News

Caribou NHS elects officers, adapts to meet new challenges

CARIBOU, Maine — The Caribou National Honor Society is persevering amid the COVID-19 pandemic, with its 2020-21 ceremony of swearing in of officers taking place on Nov. 3 as opposed to the end of the previous school year. 

The ceremony, which had few attendants to adhere to social distancing guidelines and is the most recent example of the organization’s adaptability, featured the swearing in of Alaina Quinlan as president, Edie Shea as vice president, Abigail St. Peter as secretary, Alex Picard as treasurer and Cody Waldemarson as historian. 

Class of 2020 graduate and outgoing National Honor Society president Shelby Barnes, who was master of ceremonies for the officer installation, said she felt blessed to be able to carry on the tradition of passing the gavel to the next NHS president. 

“Your elected position is a significant responsibility as well as a privilege,” Barnes said. “The world today, as never before, needs faithful and efficient leaders, and your chapter is looking to you to lead its members.”

Caribou High School Principal Eric McGough said that he feels fortunate that members of the Caribou NHS are continuing to pursue their goals, and commended NHS adviser Valerie Waldemarson for inspiring the students. 

“She’s extremely organized,” he said. “She invests time and energy to come up with innovative ideas to celebrate our distinguished students.

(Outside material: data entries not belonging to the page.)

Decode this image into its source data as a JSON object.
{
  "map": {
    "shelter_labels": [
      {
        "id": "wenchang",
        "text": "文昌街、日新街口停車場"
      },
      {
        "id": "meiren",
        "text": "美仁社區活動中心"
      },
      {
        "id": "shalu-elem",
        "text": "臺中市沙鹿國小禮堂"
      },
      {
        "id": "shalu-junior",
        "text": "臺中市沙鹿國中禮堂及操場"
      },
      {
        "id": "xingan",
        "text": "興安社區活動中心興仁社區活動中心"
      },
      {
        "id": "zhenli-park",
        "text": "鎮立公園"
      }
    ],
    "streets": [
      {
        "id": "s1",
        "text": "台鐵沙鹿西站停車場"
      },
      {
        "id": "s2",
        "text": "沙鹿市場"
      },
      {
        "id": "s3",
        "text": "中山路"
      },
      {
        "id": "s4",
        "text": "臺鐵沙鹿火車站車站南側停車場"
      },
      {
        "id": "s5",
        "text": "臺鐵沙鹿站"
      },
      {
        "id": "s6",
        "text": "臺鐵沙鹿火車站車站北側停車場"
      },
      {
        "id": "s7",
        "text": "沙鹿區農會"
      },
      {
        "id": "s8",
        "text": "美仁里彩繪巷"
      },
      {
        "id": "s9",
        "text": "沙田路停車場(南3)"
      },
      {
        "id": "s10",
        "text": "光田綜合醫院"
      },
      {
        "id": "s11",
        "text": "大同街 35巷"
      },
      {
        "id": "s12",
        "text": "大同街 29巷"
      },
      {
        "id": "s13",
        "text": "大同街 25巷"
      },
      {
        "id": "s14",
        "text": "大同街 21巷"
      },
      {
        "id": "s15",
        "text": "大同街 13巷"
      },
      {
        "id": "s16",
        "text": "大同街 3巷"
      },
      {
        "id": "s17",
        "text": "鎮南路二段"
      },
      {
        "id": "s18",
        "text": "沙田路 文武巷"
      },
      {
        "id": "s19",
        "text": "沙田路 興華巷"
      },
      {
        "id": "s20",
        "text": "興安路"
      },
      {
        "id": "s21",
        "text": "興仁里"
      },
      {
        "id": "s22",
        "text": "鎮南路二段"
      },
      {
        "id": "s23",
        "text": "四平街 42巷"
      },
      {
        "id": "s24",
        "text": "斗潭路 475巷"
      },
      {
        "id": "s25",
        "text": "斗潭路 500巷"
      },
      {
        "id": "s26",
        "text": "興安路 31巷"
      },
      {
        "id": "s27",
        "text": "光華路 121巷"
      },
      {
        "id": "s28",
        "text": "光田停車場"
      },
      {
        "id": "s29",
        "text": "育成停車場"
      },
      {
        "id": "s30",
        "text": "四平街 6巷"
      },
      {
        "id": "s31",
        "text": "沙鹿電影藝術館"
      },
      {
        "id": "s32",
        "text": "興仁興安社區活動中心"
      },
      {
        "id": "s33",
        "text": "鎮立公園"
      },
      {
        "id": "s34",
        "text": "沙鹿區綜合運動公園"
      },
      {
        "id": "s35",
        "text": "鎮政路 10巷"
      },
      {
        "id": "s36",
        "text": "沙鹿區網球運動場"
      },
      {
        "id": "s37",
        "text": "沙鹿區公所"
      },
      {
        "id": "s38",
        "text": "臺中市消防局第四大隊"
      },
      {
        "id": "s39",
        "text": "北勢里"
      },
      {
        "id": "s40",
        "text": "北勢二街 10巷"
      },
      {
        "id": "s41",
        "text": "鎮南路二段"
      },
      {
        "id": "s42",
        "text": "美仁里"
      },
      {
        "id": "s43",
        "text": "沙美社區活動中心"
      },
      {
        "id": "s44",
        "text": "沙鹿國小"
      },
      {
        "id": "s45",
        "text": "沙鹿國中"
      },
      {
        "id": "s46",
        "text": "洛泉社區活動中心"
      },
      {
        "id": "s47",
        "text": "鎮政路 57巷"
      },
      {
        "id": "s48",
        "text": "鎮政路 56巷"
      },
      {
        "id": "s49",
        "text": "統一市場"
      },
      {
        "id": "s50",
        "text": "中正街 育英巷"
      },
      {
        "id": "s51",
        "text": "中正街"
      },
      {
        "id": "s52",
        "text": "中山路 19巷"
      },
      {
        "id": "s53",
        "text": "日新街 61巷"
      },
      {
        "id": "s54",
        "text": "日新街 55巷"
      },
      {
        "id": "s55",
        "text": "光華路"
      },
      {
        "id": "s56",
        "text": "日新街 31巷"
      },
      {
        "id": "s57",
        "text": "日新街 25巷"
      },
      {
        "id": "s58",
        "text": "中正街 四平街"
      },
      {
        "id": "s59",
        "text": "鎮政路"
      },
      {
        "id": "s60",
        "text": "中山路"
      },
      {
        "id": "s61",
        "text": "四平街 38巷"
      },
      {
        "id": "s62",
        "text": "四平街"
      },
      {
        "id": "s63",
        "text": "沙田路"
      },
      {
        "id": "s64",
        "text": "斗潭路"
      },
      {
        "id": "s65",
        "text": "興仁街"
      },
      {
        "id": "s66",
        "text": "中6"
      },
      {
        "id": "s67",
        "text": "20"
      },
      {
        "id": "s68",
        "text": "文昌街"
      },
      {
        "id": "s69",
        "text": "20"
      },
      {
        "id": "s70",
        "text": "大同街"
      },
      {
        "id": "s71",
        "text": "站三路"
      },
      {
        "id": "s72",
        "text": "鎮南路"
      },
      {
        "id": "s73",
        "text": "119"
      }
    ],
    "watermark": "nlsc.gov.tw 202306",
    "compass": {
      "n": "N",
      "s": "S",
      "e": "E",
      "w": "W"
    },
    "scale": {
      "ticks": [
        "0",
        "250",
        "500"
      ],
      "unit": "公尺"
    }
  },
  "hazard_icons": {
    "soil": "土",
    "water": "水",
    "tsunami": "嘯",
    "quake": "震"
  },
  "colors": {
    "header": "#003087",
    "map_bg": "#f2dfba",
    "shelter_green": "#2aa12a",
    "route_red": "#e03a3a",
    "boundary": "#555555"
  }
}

We’re really happy with some of the ways our students are engaging in service to the school and community.”

And while the pandemic may have limited their opportunities of holding large events, he said NHS members are working within the school to help newly implemented daily procedures run smoothly.

“A lot of students are invested into the workings of the school,” he said. “We’ve seen a lot of these students step up and play a key role in how the school is run during the day. They obviously don’t do anything that isn’t appropriate for a student to be doing, but you see that they have investment and engagement in how this school functions day in and day out, and I think it’s why things have gone so well for us this fall.”

Both McGough and Waldemarson said that while the pandemic has placed limitations on what the NHS can accomplish, one silver lining is that it has helped them learn to adapt to unexpected situations.

“While we’re obviously very pleased with the course offerings and academics here at Caribou High School, we want the kids to leave here prepared for life, and I think this is actually something that will provide them with lessons that will bless them for the rest of their lives,” McGough said.

Waldemarson said this unprecedented situation is providing them with skills that will be useful as they enter adulthood.

“One of the skills adults need to have is multitasking and learning to move with the punches,” she said. “And one of the things we want our students to leave with is the mental strength and fortitude to persevere through these very difficult, and ever changing times.”

She said the NHS students have never had any issues following guidelines amid the pandemic, and that they not only respect each other’s boundaries, but are grateful, excited and motivated to be back as both students and athletes at the school. That attitude has helped morale throughout the building. 

“One thing that impresses me about our students is their resilience,” she said. “They’re better at this process than adults are; they handle changes and new processes like champs.”

In addition to helping the school with new procedures and daily routines, she said the NHS has a number of community projects in the works. One is a community service event honoring two students who would have graduated in the class of 2021, but tragically died before having the opportunity.

The NHS will soon be inducting new members into the 2020-21 chapter, at which point they will begin brainstorming new projects.

“We’re putting our heads together on how we can make a big impact in the community while staying within social distancing guidelines, so that will be part of the discussion when we induct new members,” she said. “They’re also looking at doing independent service; some students have already asked about clearing snow for neighbors and the elderly. To me, that’s part of the upstanding citizenship and commitment, and the service and character that make up the pillars of the NHS.”

The group currently consists of 17 members, and Waldemarson said that will change after the induction ceremony, which they are hoping to hold by the end of the year. 

“It poses a bit of a challenge because we typically have a larger chapter given the number of high achieving and successful students here at Caribou, which poses problems with having safe numbers for the induction ceremony,” she said.

Whatever the future may bring for the NHS, both Waldemarson and McGough said the experience of working with new and constantly changing guidelines amid a period of uncertainty has only motivated the group further.

“When I walk through the school and see what they’re doing in the classrooms and on the athletic fields, it’s incredible,” he said. “This has just been a vehicle for them to find new challenges and conquer them.”

Get the Rest of the Story

Thank you for reading your 4 free articles this month. To continue reading, and support local, rural journalism, please subscribe.